_Work to complete:_
The reply should give back every entry exactly as written.

_Data provided:_
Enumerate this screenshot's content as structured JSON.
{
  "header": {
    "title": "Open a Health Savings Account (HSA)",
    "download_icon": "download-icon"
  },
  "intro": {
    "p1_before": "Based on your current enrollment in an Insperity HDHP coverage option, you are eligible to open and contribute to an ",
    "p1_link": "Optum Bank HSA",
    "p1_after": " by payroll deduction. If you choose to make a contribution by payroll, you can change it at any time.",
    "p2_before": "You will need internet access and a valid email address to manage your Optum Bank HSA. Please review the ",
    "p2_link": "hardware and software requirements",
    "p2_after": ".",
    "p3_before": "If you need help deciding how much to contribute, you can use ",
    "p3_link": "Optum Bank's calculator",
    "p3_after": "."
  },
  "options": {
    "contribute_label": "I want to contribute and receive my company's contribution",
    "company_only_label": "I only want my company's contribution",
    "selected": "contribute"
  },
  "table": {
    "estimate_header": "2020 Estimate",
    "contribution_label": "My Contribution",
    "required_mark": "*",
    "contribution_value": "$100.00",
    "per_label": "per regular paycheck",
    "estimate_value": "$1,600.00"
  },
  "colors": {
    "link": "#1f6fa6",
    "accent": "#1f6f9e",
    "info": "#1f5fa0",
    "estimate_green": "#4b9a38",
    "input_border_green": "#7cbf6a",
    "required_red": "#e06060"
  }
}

_Exercise solution:_
Enumerate this screenshot's content as structured JSON.
{
  "header": {
    "title": "Open a Health Savings Account (HSA)",
    "download_icon": "download-icon"
  },
  "intro": {
    "p1_before": "Based on your current enrollment in an Insperity HDHP coverage option, you are eligible to open and contribute to an ",
    "p1_link": "Optum Bank HSA",
    "p1_after": " by payroll deduction. If you choose to make a contribution by payroll, you can change it at any time.",
    "p2_before": "You will need internet access and a valid email address to manage your Optum Bank HSA. Please review the ",
    "p2_link": "hardware and software requirements",
    "p2_after": ".",
    "p3_before": "If you need help deciding how much to contribute, you can use ",
    "p3_link": "Optum Bank's calculator",
    "p3_after": "."
  },
  "options": {
    "contribute_label": "I want to contribute and receive my company's contribution",
    "company_only_label": "I only want my company's contribution",
    "selected": "contribute"
  },
  "table": {
    "estimate_header": "2020 Estimate",
    "contribution_label": "My Contribution",
    "required_mark": "*",
    "contribution_value": "$100.00",
    "per_label": "per regular paycheck",
    "estimate_value": "$1,600.00"
  },
  "colors": {
    "link": "#1f6fa6",
    "accent": "#1f6f9e",
    "info": "#1f5fa0",
    "estimate_green": "#4b9a38",
    "input_border_green": "#7cbf6a",
    "required_red": "#e06060"
  }
}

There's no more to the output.